EXERCISE OBJECTIVE: Please set down every entry again exactly as it stands, without the pictures.

[DATA SUPPLIED Boundary: Start]

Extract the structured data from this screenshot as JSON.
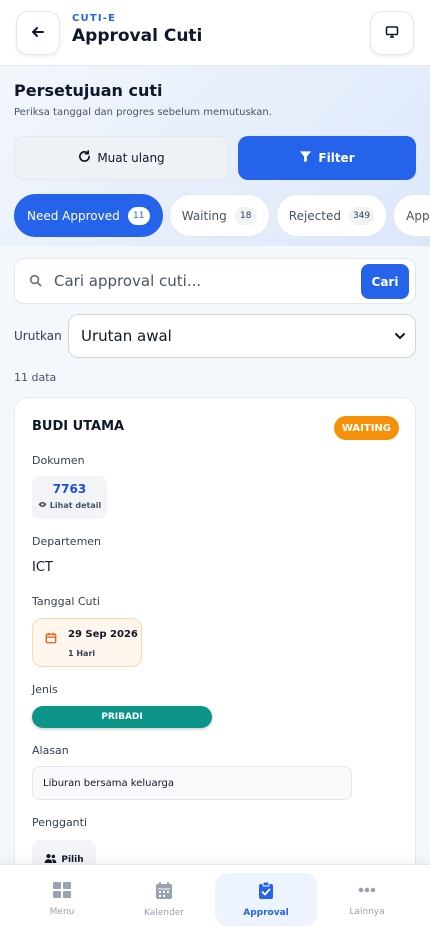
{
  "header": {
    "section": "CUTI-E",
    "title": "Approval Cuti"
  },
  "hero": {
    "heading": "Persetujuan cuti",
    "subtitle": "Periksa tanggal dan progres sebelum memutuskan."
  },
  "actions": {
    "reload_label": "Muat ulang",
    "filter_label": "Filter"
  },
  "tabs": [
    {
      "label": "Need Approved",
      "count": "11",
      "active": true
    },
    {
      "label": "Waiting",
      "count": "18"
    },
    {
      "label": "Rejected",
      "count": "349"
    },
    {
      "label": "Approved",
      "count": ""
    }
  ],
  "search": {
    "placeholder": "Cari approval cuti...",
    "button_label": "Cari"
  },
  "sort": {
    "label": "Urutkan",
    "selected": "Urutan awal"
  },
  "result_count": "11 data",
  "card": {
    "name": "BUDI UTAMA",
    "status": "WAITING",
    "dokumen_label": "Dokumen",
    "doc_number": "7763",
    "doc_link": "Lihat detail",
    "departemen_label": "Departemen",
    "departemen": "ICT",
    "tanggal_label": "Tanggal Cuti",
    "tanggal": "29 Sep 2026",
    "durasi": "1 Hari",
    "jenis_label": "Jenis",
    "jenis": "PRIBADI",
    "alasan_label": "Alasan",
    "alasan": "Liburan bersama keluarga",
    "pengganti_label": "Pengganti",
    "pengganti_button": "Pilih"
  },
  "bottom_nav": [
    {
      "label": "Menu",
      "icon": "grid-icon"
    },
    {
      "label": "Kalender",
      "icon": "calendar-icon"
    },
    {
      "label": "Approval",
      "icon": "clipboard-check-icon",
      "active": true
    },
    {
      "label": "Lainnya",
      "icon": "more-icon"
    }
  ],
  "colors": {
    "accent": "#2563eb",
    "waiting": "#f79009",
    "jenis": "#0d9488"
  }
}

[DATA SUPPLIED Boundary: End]

RESPONSE TO THIS TASK:
Extract the structured data from this screenshot as JSON.
{
  "header": {
    "section": "CUTI-E",
    "title": "Approval Cuti"
  },
  "hero": {
    "heading": "Persetujuan cuti",
    "subtitle": "Periksa tanggal dan progres sebelum memutuskan."
  },
  "actions": {
    "reload_label": "Muat ulang",
    "filter_label": "Filter"
  },
  "tabs": [
    {
      "label": "Need Approved",
      "count": "11",
      "active": true
    },
    {
      "label": "Waiting",
      "count": "18"
    },
    {
      "label": "Rejected",
      "count": "349"
    },
    {
      "label": "Approved",
      "count": ""
    }
  ],
  "search": {
    "placeholder": "Cari approval cuti...",
    "button_label": "Cari"
  },
  "sort": {
    "label": "Urutkan",
    "selected": "Urutan awal"
  },
  "result_count": "11 data",
  "card": {
    "name": "BUDI UTAMA",
    "status": "WAITING",
    "dokumen_label": "Dokumen",
    "doc_number": "7763",
    "doc_link": "Lihat detail",
    "departemen_label": "Departemen",
    "departemen": "ICT",
    "tanggal_label": "Tanggal Cuti",
    "tanggal": "29 Sep 2026",
    "durasi": "1 Hari",
    "jenis_label": "Jenis",
    "jenis": "PRIBADI",
    "alasan_label": "Alasan",
    "alasan": "Liburan bersama keluarga",
    "pengganti_label": "Pengganti",
    "pengganti_button": "Pilih"
  },
  "bottom_nav": [
    {
      "label": "Menu",
      "icon": "grid-icon"
    },
    {
      "label": "Kalender",
      "icon": "calendar-icon"
    },
    {
      "label": "Approval",
      "icon": "clipboard-check-icon",
      "active": true
    },
    {
      "label": "Lainnya",
      "icon": "more-icon"
    }
  ],
  "colors": {
    "accent": "#2563eb",
    "waiting": "#f79009",
    "jenis": "#0d9488"
  }
}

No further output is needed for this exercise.